At the Biennale, worlds literally collide. Like Tapaya, the Turkish artist Nilbar Güreş is also represented in the Deutsche Bank Collection. In Sydney, she is showing her video Open Phone Booth (2007–2011). It examines a different kind of overlapping of realities – the situation in the small town her father lives in. For decades, residents waited in vain for their own telephone network. Now, they can finally contact friends and relatives around the world directly with their new mobile phones. To get good reception, however, they have to leave the village, which is nestled in a valley, and climb one of the surrounding mountains. Thus, the dramatic landscape of East Anatolia becomes an “open phone booth” – a symbol of the longing for community and communication.   

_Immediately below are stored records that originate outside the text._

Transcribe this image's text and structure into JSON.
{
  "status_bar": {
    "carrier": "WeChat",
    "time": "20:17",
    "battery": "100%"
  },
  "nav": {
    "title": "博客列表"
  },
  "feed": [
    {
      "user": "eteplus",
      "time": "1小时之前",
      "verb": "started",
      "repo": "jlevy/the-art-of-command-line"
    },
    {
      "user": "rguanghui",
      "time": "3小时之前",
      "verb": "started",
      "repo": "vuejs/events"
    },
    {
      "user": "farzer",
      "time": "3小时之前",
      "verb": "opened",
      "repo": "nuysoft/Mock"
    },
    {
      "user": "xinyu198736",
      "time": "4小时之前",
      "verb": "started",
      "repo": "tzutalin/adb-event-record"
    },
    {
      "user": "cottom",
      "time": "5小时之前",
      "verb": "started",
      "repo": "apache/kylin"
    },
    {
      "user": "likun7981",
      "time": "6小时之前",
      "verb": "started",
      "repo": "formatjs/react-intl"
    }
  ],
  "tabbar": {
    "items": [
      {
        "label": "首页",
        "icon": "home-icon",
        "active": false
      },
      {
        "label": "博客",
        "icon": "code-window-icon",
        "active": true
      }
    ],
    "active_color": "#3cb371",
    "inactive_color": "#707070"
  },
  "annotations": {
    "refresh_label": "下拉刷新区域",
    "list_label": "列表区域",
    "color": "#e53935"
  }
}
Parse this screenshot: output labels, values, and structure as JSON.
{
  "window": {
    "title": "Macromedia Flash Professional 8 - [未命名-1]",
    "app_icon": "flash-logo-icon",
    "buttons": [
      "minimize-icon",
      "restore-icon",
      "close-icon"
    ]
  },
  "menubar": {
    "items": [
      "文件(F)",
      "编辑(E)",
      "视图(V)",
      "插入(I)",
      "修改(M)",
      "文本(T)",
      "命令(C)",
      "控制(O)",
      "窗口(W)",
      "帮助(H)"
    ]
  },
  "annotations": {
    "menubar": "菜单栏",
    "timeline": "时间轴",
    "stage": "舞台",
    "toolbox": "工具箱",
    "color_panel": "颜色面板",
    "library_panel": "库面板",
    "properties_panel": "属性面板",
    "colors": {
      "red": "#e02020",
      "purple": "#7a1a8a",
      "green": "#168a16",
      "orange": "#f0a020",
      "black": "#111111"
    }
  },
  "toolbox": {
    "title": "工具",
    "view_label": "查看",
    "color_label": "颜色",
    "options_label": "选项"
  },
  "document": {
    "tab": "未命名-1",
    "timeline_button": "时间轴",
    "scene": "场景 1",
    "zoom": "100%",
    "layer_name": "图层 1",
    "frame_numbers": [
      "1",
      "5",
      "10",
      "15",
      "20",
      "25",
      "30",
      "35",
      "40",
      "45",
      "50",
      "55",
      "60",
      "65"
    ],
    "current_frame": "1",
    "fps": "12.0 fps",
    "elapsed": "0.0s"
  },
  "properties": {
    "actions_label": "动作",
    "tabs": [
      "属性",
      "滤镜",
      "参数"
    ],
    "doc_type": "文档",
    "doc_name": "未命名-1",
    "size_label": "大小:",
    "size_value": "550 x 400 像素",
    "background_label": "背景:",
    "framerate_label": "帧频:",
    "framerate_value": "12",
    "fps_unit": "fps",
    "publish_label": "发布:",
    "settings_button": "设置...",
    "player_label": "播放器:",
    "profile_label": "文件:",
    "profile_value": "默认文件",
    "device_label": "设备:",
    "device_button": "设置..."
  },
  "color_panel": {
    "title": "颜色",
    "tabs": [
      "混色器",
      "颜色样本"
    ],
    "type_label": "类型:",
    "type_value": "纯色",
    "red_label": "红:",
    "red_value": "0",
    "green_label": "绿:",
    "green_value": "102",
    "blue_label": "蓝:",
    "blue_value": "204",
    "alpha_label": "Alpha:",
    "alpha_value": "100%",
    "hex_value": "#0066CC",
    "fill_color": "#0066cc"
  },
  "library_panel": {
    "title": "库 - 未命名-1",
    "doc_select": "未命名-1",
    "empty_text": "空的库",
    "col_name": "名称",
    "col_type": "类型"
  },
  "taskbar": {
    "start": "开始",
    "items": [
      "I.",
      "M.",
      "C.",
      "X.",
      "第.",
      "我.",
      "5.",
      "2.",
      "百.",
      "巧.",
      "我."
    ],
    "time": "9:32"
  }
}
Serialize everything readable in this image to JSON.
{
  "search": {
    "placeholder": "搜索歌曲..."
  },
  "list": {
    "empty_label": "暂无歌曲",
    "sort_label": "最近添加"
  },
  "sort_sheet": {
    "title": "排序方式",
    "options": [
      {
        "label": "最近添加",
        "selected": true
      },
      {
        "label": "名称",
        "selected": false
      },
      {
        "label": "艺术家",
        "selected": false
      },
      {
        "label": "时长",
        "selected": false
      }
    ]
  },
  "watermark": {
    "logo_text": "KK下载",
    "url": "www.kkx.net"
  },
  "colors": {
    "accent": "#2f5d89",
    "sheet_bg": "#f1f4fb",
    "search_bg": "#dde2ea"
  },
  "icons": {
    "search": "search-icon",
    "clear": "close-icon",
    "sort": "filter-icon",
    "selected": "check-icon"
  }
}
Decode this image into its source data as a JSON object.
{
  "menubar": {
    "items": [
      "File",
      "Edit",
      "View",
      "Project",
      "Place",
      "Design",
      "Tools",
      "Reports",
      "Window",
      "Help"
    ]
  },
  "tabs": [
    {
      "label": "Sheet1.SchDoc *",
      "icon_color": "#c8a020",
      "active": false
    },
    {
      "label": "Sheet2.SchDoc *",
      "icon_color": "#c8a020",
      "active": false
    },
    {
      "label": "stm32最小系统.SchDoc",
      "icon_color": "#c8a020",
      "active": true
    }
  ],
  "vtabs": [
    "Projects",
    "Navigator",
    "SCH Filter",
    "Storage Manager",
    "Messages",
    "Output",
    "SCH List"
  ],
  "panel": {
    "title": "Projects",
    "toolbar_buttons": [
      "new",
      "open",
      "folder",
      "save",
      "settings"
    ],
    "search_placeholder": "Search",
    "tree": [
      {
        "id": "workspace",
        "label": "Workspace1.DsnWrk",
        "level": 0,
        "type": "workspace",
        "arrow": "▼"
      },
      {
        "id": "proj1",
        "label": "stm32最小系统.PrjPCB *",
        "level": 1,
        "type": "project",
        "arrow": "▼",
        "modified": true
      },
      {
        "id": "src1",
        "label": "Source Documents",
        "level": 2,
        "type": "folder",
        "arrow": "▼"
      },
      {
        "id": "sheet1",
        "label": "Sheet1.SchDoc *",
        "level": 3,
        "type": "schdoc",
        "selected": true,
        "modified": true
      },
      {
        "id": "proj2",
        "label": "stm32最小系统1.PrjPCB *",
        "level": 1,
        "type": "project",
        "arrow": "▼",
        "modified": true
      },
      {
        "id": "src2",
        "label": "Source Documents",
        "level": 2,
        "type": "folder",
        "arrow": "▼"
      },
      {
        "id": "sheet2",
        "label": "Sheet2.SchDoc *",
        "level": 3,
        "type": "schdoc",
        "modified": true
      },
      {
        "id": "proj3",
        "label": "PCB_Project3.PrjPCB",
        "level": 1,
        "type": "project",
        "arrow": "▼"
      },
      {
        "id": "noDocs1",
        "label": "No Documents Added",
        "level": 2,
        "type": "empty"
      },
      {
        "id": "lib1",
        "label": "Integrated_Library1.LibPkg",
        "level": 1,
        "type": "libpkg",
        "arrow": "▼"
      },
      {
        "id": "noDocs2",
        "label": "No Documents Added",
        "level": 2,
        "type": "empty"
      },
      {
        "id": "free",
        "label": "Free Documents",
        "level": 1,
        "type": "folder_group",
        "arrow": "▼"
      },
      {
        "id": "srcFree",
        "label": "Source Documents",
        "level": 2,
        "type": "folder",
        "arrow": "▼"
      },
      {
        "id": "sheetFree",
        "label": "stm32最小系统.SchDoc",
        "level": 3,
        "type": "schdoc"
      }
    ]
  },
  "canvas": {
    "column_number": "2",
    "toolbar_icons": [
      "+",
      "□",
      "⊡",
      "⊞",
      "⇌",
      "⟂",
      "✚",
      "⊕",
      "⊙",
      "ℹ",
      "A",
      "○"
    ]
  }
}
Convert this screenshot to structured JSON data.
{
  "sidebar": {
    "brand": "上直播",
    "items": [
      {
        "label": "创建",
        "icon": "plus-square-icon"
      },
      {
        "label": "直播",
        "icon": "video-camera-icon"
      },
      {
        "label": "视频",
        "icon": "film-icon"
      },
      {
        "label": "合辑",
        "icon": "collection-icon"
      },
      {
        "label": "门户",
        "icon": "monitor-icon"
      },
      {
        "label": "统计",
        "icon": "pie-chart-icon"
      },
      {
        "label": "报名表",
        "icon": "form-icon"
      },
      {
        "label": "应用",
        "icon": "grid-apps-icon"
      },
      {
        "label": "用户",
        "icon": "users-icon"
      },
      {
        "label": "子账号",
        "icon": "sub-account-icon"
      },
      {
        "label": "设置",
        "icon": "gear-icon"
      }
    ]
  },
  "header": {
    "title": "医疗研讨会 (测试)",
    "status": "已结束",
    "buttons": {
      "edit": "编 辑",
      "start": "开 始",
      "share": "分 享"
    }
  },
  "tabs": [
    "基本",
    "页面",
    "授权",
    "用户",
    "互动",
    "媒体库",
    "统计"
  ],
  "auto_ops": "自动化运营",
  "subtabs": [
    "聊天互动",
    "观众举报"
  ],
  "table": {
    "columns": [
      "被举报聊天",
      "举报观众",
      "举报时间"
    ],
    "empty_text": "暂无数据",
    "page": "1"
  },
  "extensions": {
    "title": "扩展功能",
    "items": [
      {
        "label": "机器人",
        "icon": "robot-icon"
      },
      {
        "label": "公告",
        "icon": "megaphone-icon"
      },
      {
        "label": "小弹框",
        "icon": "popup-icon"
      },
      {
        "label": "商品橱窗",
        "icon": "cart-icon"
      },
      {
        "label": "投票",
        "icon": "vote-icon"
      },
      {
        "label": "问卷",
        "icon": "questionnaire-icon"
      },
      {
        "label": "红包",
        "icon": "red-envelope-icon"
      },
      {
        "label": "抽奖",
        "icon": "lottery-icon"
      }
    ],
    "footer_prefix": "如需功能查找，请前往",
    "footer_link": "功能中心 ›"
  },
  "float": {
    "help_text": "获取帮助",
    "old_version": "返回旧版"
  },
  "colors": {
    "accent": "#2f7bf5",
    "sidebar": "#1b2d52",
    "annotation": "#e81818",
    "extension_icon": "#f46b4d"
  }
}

The Indian art photographer Dayanita Singh, to whom an entire floor of Deutsche Bank’s Head Office is devoted, also takes up this longing in reference to the art trade. She developed her mobile Suitcase Museum (2015) as an alternative to traditional museums, which are primarily located in metropolises and power centers. Her museum can be set up in regions where there is no infrastructure and thus can reach an audience that is far removed from the art world. At the same time, it expresses an everyday reality strongly influenced by migration. In times in which people who are fleeing or searching for a livelihood have to put their whole life in a bag, Singh’s exhibition fits in a suitcase. It doesn’t need walls, consisting solely of book covers and fanfold paper. By alluding to social inequality and the power of established institutions, Singh addresses one of the essential issues of this thrilling Biennale – in what contemporary form can today’s art communicate our history and reality.

20th Biennale of Sydney
until 5 June 2016